Ultimately, each of the individual interventions produced positive results on the physical and cognitive health of the participants, as did the combination of the three interventions. Participants increased their walking speed, improved muscle strength (which is critical for new bone growth), had fewer cognitive problems and saw reduced levels of depression.6
Indeed, as little as 150 minutes of exercise a week sharpens memory and prevents dementia. New evidence from researchers at the Mayo Clinic confirms that for people diagnosed with Mild Cognitive Impairment, just two sessions of exercise per week can improve memory and cognitive function, slowing any eventual progression toward dementia.7
Powerful Tools At Your Fingertips
It may seem obvious that exercise and an improved diet will make you stronger, sharper and happier. Yet unfortunately, few doctors will make these tools their primary means of helping people to live fuller, healthier, longer lives.

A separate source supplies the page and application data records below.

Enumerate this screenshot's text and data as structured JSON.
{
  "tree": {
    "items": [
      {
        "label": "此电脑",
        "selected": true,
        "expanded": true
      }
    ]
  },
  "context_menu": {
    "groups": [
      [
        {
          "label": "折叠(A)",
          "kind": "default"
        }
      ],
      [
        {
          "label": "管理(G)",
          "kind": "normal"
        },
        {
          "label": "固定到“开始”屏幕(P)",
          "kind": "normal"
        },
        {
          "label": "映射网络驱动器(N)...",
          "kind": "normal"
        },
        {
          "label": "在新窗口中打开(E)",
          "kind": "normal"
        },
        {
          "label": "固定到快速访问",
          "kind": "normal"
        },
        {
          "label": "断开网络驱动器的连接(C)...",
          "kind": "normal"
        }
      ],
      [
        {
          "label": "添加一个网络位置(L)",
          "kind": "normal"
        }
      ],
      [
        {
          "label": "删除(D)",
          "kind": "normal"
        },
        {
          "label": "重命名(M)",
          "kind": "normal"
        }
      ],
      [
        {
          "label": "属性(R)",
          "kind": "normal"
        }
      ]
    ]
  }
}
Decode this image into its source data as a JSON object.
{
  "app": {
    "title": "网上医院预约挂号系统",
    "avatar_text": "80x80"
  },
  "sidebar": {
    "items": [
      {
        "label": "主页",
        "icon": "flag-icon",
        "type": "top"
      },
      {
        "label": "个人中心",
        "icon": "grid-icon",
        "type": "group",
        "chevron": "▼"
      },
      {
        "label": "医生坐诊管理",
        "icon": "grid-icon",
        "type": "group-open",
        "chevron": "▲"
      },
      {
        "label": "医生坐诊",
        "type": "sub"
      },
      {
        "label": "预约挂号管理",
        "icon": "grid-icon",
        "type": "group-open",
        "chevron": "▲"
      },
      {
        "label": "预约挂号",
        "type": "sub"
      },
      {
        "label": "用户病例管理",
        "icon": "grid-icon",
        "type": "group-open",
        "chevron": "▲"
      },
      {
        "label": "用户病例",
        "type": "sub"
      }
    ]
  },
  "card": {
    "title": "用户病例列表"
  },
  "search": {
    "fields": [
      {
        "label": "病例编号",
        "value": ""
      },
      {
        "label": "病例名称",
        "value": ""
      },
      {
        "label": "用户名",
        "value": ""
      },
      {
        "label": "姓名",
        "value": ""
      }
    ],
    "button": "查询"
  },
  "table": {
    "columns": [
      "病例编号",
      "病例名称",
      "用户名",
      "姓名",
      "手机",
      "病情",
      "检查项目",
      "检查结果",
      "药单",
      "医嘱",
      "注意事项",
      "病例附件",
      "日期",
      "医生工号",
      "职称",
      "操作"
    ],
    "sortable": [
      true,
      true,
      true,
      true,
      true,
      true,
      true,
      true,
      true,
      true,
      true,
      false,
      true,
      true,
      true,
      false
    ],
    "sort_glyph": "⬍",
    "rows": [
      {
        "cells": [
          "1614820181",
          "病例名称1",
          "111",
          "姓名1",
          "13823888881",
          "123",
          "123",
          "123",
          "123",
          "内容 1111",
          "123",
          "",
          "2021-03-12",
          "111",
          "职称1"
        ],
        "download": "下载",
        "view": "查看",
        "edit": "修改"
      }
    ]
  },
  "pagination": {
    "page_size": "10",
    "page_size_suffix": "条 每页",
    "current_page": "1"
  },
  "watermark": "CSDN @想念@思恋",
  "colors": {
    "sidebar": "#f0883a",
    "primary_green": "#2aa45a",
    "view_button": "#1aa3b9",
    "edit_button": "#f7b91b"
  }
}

Stop Worrying About Your Bone Loss
Join thousands of Savers from around the world who have reversed or prevented their bone loss naturally and scientifically with the Osteoporosis Reversal Program.
These powerful, holistic lifestyle changes — backed up by reams of scientific evidence — are foundational to the Osteoporosis Reversal Program. When you incorporate the simple and straightforward steps suggested in the Program, you’re not just working towards preventing fractures and stronger bones; you’re improving the health of your entire body.
Till next time,
1 “Be Sillier For Long, Happy Life? Study Finds Key To Feeling Younger Is Acting Younger.” StudyFinds. January 4, 2018. Web: https://www.studyfinds.org/health-well-being-younger-childhood/
2 Colin A. Capaldi, Holli-Anne Passmore, Ryo Ishii, Ksenia A. Chistopolskaya, Jonte Vowinckel, Evgeni L. Nikolaev, Gennady I. Semikin. “Engaging with Natural Beauty May Be Related to Well-Being Because It Connects People to Nature: Evidence from Three Cultures. (2017) Ecopsychology 9:4, pages 199-211. Web: https://www.tandfonline.com/doi/citedby/10.1080/17439760.2016.1221126?scroll=top&needAccess=true
3 Shakespeare T, Whieldon A Sing Your Heart Out: community singing as part of mental health recovery Medical Humanities Published Online First: 25 November 2017. Web: https://mh.bmj.com/content/early/2017/11/25/medhum-2017-011195.citation-tools
4 “How singing your heart out could make you happier.” Press Release. 21/12/2017. Web: https://www.uea.ac.uk/about/-/how-singing-your-heart-out-could-make-you-happier
5 University of Hertfordshire. “Forget happiness…. It’s time for nappiness!” Press Release. 31 March 2017. Web: https://www.herts.ac.uk/about-us/news/2017/march/forget-happiness-its-time-for-nappiness
6 National University Of Singapore. “Good nutrition, physical training and mental exercises can reverse physical frailty in the elderly: NUS study.” NUS News. 19 June 2017. Web: https://news.nus.edu.sg/press-releases/reverse-physical-frailty-in-elderly
7 Ronald C. Petersen, et al. “Practice guideline update summary: Mild cognitive impairment.” Neurology. Dec 2017. Web: https://n.neurology.org/content/early/2017/12/27/WNL.0000000000004826